**Dataset rows describing interfaces**
/---

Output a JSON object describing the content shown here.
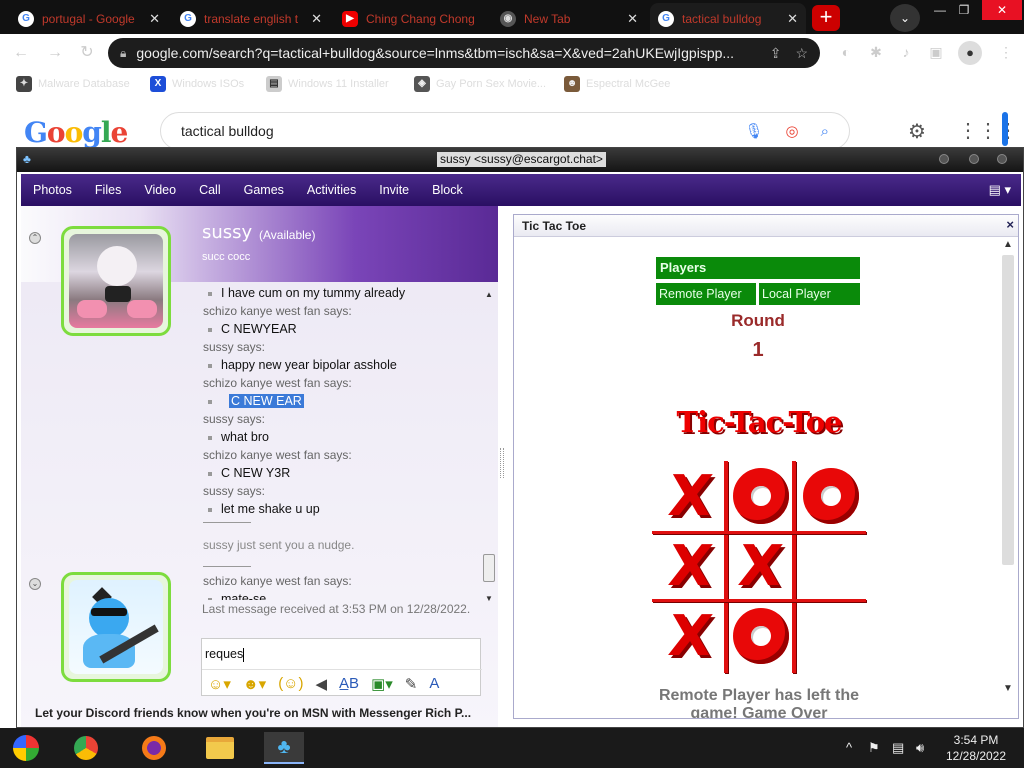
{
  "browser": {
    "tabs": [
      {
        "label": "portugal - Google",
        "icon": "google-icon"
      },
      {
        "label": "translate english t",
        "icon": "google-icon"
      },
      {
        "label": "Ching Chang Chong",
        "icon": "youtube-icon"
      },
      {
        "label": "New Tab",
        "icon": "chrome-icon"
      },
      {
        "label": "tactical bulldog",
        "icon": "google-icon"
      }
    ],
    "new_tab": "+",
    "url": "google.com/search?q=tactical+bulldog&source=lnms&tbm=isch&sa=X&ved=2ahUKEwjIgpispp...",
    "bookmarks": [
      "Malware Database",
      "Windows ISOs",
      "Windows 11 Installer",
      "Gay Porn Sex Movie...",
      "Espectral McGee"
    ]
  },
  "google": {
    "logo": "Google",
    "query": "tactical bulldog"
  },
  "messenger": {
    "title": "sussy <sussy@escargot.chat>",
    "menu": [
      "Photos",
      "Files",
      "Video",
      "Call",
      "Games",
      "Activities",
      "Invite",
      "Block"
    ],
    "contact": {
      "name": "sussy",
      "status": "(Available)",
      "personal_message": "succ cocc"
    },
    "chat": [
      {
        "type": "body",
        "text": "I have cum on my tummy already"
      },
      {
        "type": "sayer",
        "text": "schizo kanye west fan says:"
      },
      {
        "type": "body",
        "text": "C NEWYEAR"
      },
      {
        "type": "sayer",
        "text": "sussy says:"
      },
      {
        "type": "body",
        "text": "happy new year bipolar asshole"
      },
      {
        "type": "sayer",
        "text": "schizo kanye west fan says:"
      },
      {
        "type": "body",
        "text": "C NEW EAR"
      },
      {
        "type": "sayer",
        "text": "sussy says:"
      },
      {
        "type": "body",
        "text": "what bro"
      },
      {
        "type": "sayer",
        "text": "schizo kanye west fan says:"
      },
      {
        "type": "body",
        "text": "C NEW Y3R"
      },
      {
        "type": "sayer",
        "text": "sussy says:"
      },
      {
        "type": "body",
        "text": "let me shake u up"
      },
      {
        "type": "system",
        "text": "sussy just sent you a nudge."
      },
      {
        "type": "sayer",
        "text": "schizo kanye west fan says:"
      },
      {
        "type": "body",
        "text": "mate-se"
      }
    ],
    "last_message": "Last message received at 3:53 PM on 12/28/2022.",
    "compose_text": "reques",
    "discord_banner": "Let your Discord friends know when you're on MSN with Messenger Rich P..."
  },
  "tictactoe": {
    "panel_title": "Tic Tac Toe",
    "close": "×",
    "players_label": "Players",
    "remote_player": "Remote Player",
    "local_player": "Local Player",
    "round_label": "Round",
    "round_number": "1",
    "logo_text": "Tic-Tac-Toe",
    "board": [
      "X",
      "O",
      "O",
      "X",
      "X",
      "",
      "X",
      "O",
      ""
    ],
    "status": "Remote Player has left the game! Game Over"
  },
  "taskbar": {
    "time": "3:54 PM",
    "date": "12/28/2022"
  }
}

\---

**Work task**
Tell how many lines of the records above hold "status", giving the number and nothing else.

**Response**
2